With aging comes the potential for medical issues, dementia, and a reduction in reaction time. Addressing the issue, some states like New Hampshire and Illinois have instituted mandatory tests for elderly drivers and Pennsylvania has a deficit reporting law that requires doctors to report medical issues that affect driving ability.
Those in their golden years aren’t the only age group being scrutinized. Though drivers between the ages of 15-24 represent only 14 percent of the U.S. population, they account for 30 percent ($19 billion) of the total costs of motor vehicle injuries among males and 28 percent ($7 billion) of the total costs of motor vehicle injuries among females, reports the Center for Disease Control.
According to the AAA Foundation for Traffic Safety, for every mile driven teens are four times more likely to be involved in a crash. The increased risk is due to obvious reasons like teens having other teen passengers, newly licensed drivers, underestimation of dangerous situations, inability to recognize hazardous situations, and the higher likelihood of speeding.
Graduated driver licensing (GDL) systems designed to delay full licensure while allowing teens to get their initial driving experience under low-risk conditions, and parent-controlled GPS trackers are ways states and parents are working to combat teen crashes.
While driver safety campaigns have been around a long time, Lund doesn’t think they are effective. He sees vehicle technology as having the most promise in accident reduction.

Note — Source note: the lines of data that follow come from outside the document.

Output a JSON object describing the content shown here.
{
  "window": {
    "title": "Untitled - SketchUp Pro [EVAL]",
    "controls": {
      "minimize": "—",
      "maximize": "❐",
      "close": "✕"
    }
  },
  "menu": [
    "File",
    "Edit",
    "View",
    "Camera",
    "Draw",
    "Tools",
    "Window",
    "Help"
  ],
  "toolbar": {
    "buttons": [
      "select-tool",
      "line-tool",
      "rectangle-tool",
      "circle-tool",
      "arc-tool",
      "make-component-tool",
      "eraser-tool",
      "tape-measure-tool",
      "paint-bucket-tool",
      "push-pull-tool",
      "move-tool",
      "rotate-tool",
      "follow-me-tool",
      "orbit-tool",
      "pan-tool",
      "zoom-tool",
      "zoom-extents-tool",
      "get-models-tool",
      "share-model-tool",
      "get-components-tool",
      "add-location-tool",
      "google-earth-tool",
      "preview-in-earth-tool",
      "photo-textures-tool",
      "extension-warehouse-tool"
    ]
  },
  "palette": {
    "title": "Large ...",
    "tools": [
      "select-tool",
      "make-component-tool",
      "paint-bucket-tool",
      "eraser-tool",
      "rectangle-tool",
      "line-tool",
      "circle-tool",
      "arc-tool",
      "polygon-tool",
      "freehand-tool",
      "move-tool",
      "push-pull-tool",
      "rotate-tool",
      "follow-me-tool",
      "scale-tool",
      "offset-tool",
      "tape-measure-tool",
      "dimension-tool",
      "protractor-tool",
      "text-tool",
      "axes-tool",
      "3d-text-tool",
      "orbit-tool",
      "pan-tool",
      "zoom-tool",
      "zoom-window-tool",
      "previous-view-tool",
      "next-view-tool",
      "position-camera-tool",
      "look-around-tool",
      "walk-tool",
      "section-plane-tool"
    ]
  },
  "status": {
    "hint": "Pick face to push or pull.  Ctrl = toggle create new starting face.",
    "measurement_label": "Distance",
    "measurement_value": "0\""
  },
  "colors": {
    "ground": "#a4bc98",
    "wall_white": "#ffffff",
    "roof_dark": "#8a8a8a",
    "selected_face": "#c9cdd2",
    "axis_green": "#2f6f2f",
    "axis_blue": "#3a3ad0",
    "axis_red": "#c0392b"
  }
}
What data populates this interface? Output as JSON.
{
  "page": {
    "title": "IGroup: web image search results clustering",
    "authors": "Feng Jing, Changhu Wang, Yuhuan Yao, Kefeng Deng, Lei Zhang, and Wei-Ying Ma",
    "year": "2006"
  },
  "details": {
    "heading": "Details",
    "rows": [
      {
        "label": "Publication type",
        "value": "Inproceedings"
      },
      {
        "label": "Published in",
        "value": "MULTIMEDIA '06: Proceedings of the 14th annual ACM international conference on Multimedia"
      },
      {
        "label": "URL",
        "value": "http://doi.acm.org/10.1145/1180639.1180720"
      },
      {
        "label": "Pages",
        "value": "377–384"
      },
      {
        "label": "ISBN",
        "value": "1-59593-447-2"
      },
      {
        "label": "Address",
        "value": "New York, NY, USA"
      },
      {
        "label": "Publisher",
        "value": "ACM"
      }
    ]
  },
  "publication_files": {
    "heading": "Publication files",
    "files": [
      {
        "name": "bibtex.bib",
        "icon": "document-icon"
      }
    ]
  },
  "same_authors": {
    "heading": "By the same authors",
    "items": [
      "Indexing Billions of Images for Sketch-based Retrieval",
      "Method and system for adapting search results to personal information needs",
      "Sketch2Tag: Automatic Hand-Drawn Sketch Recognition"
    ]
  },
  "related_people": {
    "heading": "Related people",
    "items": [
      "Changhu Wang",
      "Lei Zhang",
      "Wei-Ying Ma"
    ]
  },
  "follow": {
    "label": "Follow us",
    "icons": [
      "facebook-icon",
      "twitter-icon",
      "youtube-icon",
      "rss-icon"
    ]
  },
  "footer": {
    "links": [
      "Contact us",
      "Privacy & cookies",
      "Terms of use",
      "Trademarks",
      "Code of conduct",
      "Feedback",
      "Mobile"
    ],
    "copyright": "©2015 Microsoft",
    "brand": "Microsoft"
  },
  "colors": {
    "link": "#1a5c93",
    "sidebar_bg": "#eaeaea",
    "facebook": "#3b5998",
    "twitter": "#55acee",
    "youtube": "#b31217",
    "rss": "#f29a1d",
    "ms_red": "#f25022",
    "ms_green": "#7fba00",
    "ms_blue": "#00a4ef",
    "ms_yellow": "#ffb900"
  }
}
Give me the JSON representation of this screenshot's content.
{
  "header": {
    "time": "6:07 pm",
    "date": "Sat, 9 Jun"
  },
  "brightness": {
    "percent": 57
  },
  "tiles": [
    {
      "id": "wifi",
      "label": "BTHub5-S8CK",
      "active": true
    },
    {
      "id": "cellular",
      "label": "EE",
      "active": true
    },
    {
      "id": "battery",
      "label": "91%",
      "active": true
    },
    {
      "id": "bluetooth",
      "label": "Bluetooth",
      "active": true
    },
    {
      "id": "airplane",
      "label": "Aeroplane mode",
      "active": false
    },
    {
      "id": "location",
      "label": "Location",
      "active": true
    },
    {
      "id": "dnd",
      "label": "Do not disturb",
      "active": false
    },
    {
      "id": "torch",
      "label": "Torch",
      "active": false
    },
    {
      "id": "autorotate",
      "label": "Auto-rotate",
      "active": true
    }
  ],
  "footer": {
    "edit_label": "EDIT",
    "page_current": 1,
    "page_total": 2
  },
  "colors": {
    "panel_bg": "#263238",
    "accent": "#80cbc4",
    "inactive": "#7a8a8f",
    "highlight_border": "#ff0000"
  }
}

“Teens, older drivers and distractions have always been a problem,” Lund says. “That’s why we’re so excited about this new crash avoidance technology, because for the first time we have technology that may actually enable us to protect people from the kinds of errors that we know they are going to make.”